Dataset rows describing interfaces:
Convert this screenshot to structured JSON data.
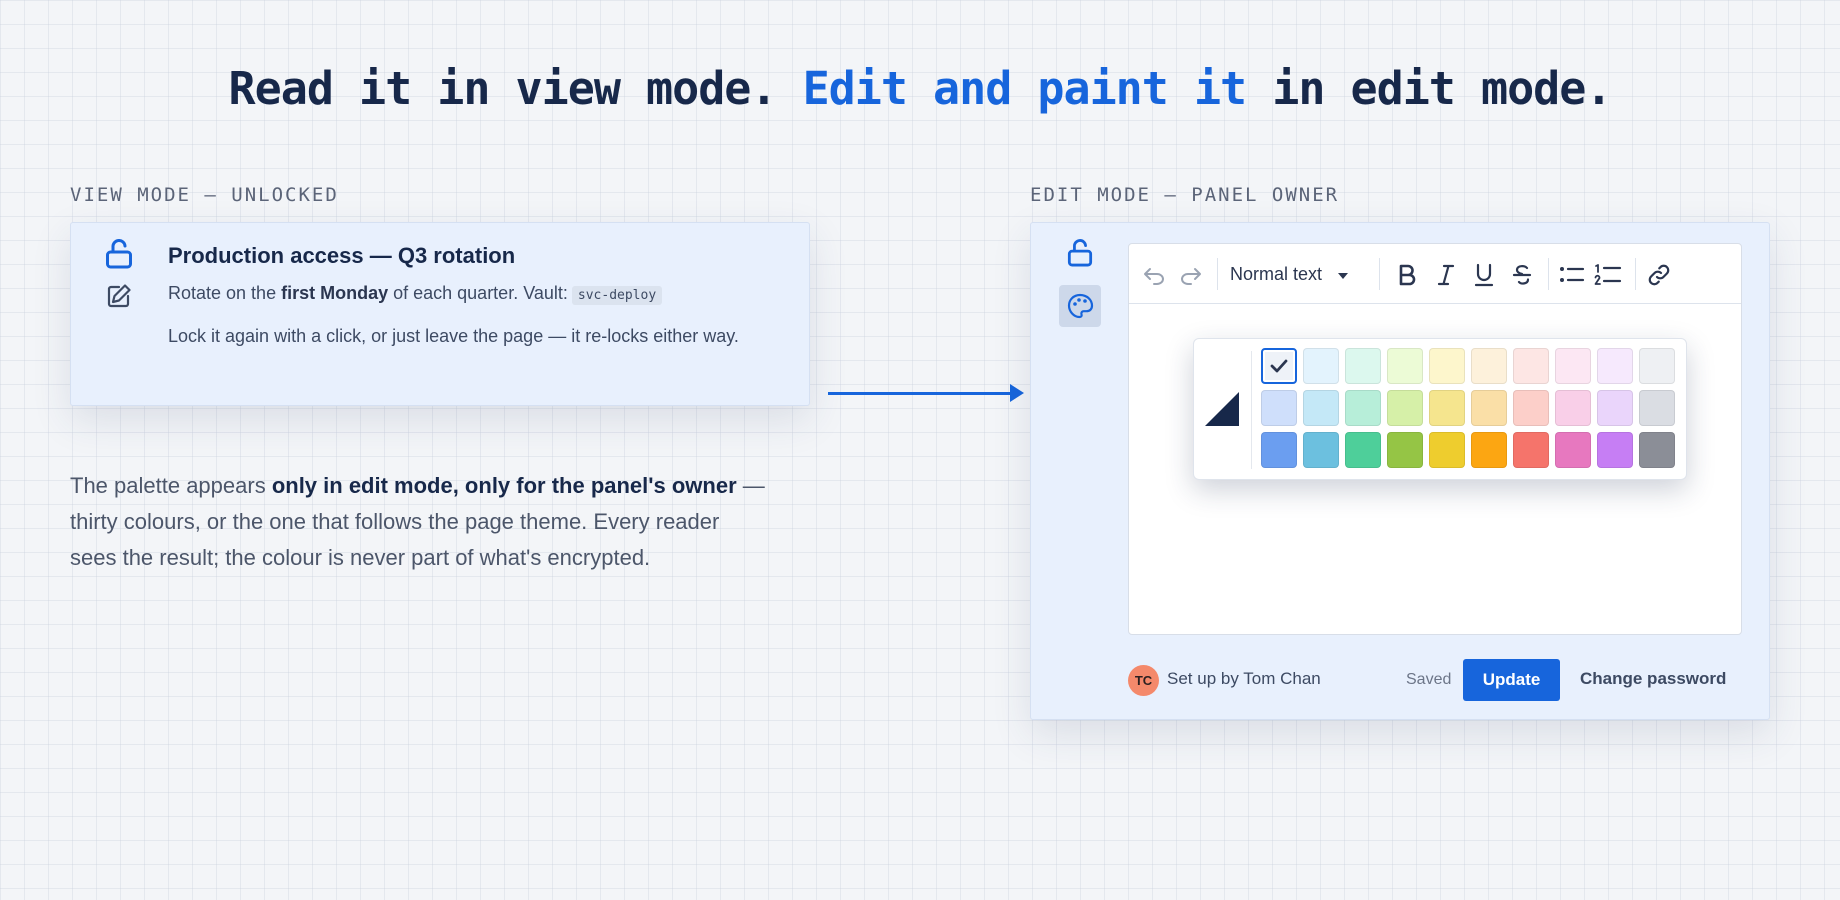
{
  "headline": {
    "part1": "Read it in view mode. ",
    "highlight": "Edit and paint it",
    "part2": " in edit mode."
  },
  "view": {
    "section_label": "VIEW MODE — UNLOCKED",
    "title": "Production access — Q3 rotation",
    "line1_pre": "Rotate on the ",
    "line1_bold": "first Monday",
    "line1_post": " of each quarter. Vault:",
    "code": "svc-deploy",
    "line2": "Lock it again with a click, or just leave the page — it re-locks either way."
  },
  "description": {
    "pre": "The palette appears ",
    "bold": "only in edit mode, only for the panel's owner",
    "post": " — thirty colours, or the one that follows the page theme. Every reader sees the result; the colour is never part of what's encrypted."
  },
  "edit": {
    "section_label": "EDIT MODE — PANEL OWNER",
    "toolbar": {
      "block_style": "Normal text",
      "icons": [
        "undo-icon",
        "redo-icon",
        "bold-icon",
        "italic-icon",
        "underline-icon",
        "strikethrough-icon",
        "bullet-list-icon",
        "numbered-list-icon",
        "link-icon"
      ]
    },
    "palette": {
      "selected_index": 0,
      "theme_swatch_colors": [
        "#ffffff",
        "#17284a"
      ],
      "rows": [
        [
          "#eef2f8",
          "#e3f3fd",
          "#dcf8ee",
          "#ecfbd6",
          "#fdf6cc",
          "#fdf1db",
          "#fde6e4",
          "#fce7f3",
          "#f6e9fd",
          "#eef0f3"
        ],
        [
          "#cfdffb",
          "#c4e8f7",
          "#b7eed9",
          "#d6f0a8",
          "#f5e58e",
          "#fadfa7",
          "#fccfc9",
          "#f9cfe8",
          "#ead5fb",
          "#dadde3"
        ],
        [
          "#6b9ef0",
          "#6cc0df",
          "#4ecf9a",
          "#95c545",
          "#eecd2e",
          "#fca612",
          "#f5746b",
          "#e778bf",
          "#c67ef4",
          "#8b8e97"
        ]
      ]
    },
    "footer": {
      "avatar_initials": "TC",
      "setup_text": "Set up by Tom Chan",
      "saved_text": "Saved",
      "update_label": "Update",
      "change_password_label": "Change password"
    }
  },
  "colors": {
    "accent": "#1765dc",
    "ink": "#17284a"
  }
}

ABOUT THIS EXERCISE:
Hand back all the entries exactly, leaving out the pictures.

WRITTEN SOLUTION:
Convert this screenshot to structured JSON data.
{
  "headline": {
    "part1": "Read it in view mode. ",
    "highlight": "Edit and paint it",
    "part2": " in edit mode."
  },
  "view": {
    "section_label": "VIEW MODE — UNLOCKED",
    "title": "Production access — Q3 rotation",
    "line1_pre": "Rotate on the ",
    "line1_bold": "first Monday",
    "line1_post": " of each quarter. Vault:",
    "code": "svc-deploy",
    "line2": "Lock it again with a click, or just leave the page — it re-locks either way."
  },
  "description": {
    "pre": "The palette appears ",
    "bold": "only in edit mode, only for the panel's owner",
    "post": " — thirty colours, or the one that follows the page theme. Every reader sees the result; the colour is never part of what's encrypted."
  },
  "edit": {
    "section_label": "EDIT MODE — PANEL OWNER",
    "toolbar": {
      "block_style": "Normal text",
      "icons": [
        "undo-icon",
        "redo-icon",
        "bold-icon",
        "italic-icon",
        "underline-icon",
        "strikethrough-icon",
        "bullet-list-icon",
        "numbered-list-icon",
        "link-icon"
      ]
    },
    "palette": {
      "selected_index": 0,
      "theme_swatch_colors": [
        "#ffffff",
        "#17284a"
      ],
      "rows": [
        [
          "#eef2f8",
          "#e3f3fd",
          "#dcf8ee",
          "#ecfbd6",
          "#fdf6cc",
          "#fdf1db",
          "#fde6e4",
          "#fce7f3",
          "#f6e9fd",
          "#eef0f3"
        ],
        [
          "#cfdffb",
          "#c4e8f7",
          "#b7eed9",
          "#d6f0a8",
          "#f5e58e",
          "#fadfa7",
          "#fccfc9",
          "#f9cfe8",
          "#ead5fb",
          "#dadde3"
        ],
        [
          "#6b9ef0",
          "#6cc0df",
          "#4ecf9a",
          "#95c545",
          "#eecd2e",
          "#fca612",
          "#f5746b",
          "#e778bf",
          "#c67ef4",
          "#8b8e97"
        ]
      ]
    },
    "footer": {
      "avatar_initials": "TC",
      "setup_text": "Set up by Tom Chan",
      "saved_text": "Saved",
      "update_label": "Update",
      "change_password_label": "Change password"
    }
  },
  "colors": {
    "accent": "#1765dc",
    "ink": "#17284a"
  }
}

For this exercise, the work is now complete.